**To do**
Return all the lines below, exactly as they read.

[Website and app data records]
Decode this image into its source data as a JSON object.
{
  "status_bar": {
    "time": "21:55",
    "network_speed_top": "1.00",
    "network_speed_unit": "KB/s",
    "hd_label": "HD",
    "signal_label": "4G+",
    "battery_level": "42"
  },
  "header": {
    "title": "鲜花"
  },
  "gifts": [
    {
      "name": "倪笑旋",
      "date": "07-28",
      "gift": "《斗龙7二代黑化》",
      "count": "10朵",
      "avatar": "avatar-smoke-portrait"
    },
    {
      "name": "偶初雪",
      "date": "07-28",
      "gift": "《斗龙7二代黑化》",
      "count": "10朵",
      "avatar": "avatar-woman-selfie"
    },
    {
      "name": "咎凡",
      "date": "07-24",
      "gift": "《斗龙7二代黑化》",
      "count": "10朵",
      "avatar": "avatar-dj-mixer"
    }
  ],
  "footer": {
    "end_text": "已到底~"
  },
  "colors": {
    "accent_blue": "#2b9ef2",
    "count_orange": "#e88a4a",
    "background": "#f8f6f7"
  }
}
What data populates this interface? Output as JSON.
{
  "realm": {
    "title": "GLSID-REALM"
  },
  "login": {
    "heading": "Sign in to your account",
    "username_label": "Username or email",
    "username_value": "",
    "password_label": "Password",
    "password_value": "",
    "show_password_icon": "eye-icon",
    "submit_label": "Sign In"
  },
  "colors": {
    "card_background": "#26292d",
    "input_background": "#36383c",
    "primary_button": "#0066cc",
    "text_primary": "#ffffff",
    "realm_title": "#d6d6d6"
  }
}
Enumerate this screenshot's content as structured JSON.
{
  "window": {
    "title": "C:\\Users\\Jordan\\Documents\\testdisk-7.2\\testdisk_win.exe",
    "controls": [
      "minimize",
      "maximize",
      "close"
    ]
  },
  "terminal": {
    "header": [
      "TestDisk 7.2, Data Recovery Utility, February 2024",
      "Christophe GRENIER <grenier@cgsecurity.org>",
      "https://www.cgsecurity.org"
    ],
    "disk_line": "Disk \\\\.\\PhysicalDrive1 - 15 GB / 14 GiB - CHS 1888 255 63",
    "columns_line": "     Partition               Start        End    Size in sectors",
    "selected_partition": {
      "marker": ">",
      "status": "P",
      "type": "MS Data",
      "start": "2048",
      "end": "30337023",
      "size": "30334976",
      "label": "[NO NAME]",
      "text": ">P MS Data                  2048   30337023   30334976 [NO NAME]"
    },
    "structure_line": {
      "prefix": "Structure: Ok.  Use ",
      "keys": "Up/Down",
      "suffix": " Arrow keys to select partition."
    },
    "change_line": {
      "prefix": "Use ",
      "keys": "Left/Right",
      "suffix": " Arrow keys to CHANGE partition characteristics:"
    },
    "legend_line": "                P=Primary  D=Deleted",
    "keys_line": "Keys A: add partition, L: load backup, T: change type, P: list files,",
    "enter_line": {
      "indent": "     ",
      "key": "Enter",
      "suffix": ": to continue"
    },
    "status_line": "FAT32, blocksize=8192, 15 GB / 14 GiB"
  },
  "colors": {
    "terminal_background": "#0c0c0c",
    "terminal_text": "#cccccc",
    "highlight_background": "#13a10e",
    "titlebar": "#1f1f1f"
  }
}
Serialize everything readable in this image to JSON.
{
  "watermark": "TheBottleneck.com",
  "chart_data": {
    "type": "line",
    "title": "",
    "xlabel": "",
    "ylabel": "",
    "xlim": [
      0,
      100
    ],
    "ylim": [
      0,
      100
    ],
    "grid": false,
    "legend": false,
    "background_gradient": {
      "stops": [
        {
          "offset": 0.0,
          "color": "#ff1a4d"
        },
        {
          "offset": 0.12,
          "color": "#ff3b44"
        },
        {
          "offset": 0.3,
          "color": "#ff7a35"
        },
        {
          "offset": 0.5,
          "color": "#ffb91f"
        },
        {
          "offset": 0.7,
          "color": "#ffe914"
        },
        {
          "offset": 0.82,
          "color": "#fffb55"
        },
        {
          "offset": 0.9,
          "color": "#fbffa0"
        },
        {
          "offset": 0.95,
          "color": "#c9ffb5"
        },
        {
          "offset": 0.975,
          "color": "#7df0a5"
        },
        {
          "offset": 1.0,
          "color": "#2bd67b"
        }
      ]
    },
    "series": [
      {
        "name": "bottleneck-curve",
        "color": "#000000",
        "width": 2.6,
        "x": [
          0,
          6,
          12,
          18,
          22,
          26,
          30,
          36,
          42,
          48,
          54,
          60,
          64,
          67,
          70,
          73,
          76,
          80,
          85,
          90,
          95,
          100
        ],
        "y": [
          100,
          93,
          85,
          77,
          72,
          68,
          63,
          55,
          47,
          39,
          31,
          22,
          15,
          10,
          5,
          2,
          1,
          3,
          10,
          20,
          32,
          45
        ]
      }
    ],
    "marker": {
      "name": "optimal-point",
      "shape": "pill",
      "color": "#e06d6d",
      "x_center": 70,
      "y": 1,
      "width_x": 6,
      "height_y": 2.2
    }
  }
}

**Solution to this problem**
Decode this image into its source data as a JSON object.
{
  "status_bar": {
    "time": "21:55",
    "network_speed_top": "1.00",
    "network_speed_unit": "KB/s",
    "hd_label": "HD",
    "signal_label": "4G+",
    "battery_level": "42"
  },
  "header": {
    "title": "鲜花"
  },
  "gifts": [
    {
      "name": "倪笑旋",
      "date": "07-28",
      "gift": "《斗龙7二代黑化》",
      "count": "10朵",
      "avatar": "avatar-smoke-portrait"
    },
    {
      "name": "偶初雪",
      "date": "07-28",
      "gift": "《斗龙7二代黑化》",
      "count": "10朵",
      "avatar": "avatar-woman-selfie"
    },
    {
      "name": "咎凡",
      "date": "07-24",
      "gift": "《斗龙7二代黑化》",
      "count": "10朵",
      "avatar": "avatar-dj-mixer"
    }
  ],
  "footer": {
    "end_text": "已到底~"
  },
  "colors": {
    "accent_blue": "#2b9ef2",
    "count_orange": "#e88a4a",
    "background": "#f8f6f7"
  }
}
What data populates this interface? Output as JSON.
{
  "realm": {
    "title": "GLSID-REALM"
  },
  "login": {
    "heading": "Sign in to your account",
    "username_label": "Username or email",
    "username_value": "",
    "password_label": "Password",
    "password_value": "",
    "show_password_icon": "eye-icon",
    "submit_label": "Sign In"
  },
  "colors": {
    "card_background": "#26292d",
    "input_background": "#36383c",
    "primary_button": "#0066cc",
    "text_primary": "#ffffff",
    "realm_title": "#d6d6d6"
  }
}
Enumerate this screenshot's content as structured JSON.
{
  "window": {
    "title": "C:\\Users\\Jordan\\Documents\\testdisk-7.2\\testdisk_win.exe",
    "controls": [
      "minimize",
      "maximize",
      "close"
    ]
  },
  "terminal": {
    "header": [
      "TestDisk 7.2, Data Recovery Utility, February 2024",
      "Christophe GRENIER <grenier@cgsecurity.org>",
      "https://www.cgsecurity.org"
    ],
    "disk_line": "Disk \\\\.\\PhysicalDrive1 - 15 GB / 14 GiB - CHS 1888 255 63",
    "columns_line": "     Partition               Start        End    Size in sectors",
    "selected_partition": {
      "marker": ">",
      "status": "P",
      "type": "MS Data",
      "start": "2048",
      "end": "30337023",
      "size": "30334976",
      "label": "[NO NAME]",
      "text": ">P MS Data                  2048   30337023   30334976 [NO NAME]"
    },
    "structure_line": {
      "prefix": "Structure: Ok.  Use ",
      "keys": "Up/Down",
      "suffix": " Arrow keys to select partition."
    },
    "change_line": {
      "prefix": "Use ",
      "keys": "Left/Right",
      "suffix": " Arrow keys to CHANGE partition characteristics:"
    },
    "legend_line": "                P=Primary  D=Deleted",
    "keys_line": "Keys A: add partition, L: load backup, T: change type, P: list files,",
    "enter_line": {
      "indent": "     ",
      "key": "Enter",
      "suffix": ": to continue"
    },
    "status_line": "FAT32, blocksize=8192, 15 GB / 14 GiB"
  },
  "colors": {
    "terminal_background": "#0c0c0c",
    "terminal_text": "#cccccc",
    "highlight_background": "#13a10e",
    "titlebar": "#1f1f1f"
  }
}
Serialize everything readable in this image to JSON.
{
  "watermark": "TheBottleneck.com",
  "chart_data": {
    "type": "line",
    "title": "",
    "xlabel": "",
    "ylabel": "",
    "xlim": [
      0,
      100
    ],
    "ylim": [
      0,
      100
    ],
    "grid": false,
    "legend": false,
    "background_gradient": {
      "stops": [
        {
          "offset": 0.0,
          "color": "#ff1a4d"
        },
        {
          "offset": 0.12,
          "color": "#ff3b44"
        },
        {
          "offset": 0.3,
          "color": "#ff7a35"
        },
        {
          "offset": 0.5,
          "color": "#ffb91f"
        },
        {
          "offset": 0.7,
          "color": "#ffe914"
        },
        {
          "offset": 0.82,
          "color": "#fffb55"
        },
        {
          "offset": 0.9,
          "color": "#fbffa0"
        },
        {
          "offset": 0.95,
          "color": "#c9ffb5"
        },
        {
          "offset": 0.975,
          "color": "#7df0a5"
        },
        {
          "offset": 1.0,
          "color": "#2bd67b"
        }
      ]
    },
    "series": [
      {
        "name": "bottleneck-curve",
        "color": "#000000",
        "width": 2.6,
        "x": [
          0,
          6,
          12,
          18,
          22,
          26,
          30,
          36,
          42,
          48,
          54,
          60,
          64,
          67,
          70,
          73,
          76,
          80,
          85,
          90,
          95,
          100
        ],
        "y": [
          100,
          93,
          85,
          77,
          72,
          68,
          63,
          55,
          47,
          39,
          31,
          22,
          15,
          10,
          5,
          2,
          1,
          3,
          10,
          20,
          32,
          45
        ]
      }
    ],
    "marker": {
      "name": "optimal-point",
      "shape": "pill",
      "color": "#e06d6d",
      "x_center": 70,
      "y": 1,
      "width_x": 6,
      "height_y": 2.2
    }
  }
}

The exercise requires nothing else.